There will also be renewed focus on coping mechanisms and mental health issues as a result of the effects of the pandemic. The increased use of alcohol and medications as well as an increase in food intake, combined with a lack of physical activity, may have long-term impacts on patients’ health. Care delivery going forward will need to include questions about patient behaviors and patient education about safe and healthy coping mechanisms.
Mental health services, for patients and healthcare workers alike, will also become increasingly important in care delivery. Patients will need to be screened for mental health concerns and possibly referred to appropriate providers in that area. Healthcare providers will need behavioral health support themselves, given the traumatic challenges of the COVID-19 pandemic for the medical industry.

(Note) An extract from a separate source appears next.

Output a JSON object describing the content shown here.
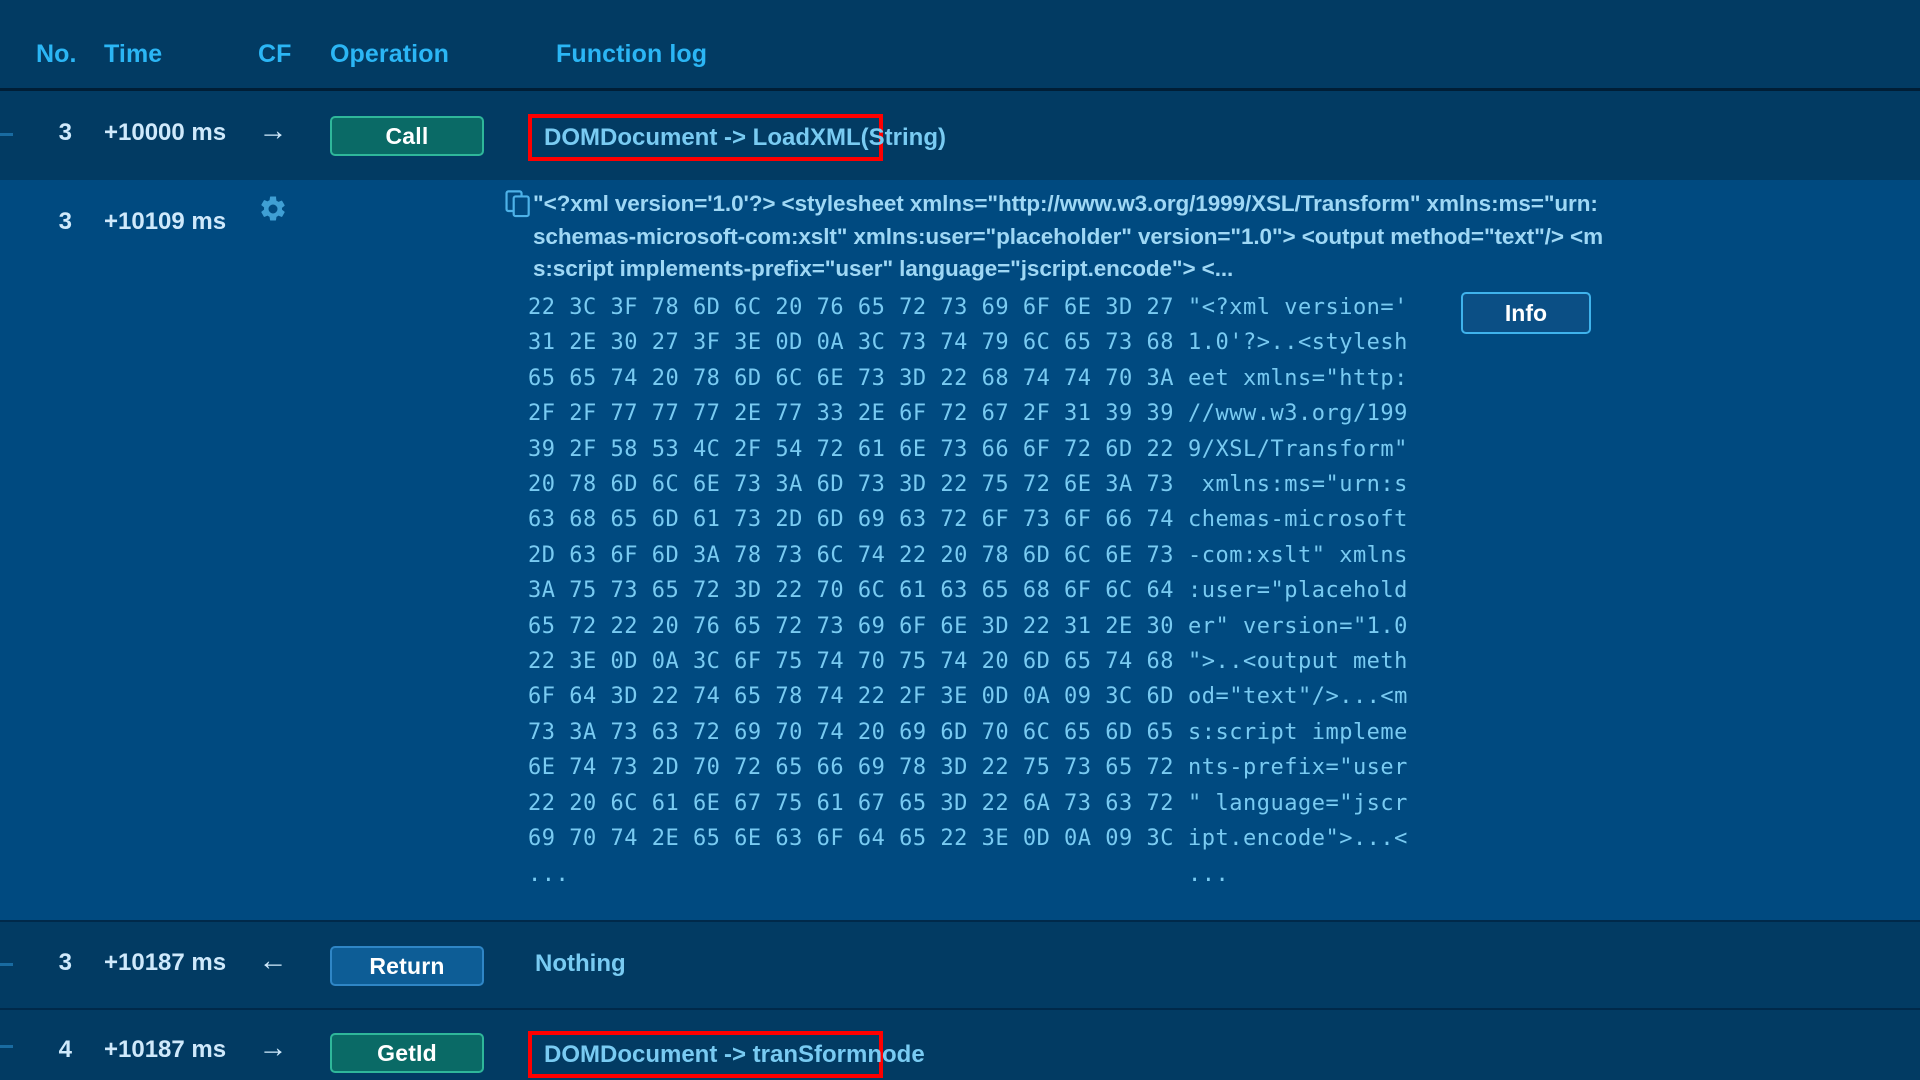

One long term impact of COVID-19 on care delivery may affect the number of independent physicians. Burnout rates among employees of larger organizations have risen significantly during the pandemic. However, independent providers in private practices typically have a higher rate of job satisfaction, given that they can treat their patients with a level of autonomy that ensures they can provide the care they believe their patients need. Particularly important during and after the pandemic, the independent practice can contribute to lower costs and a higher quality of patient care.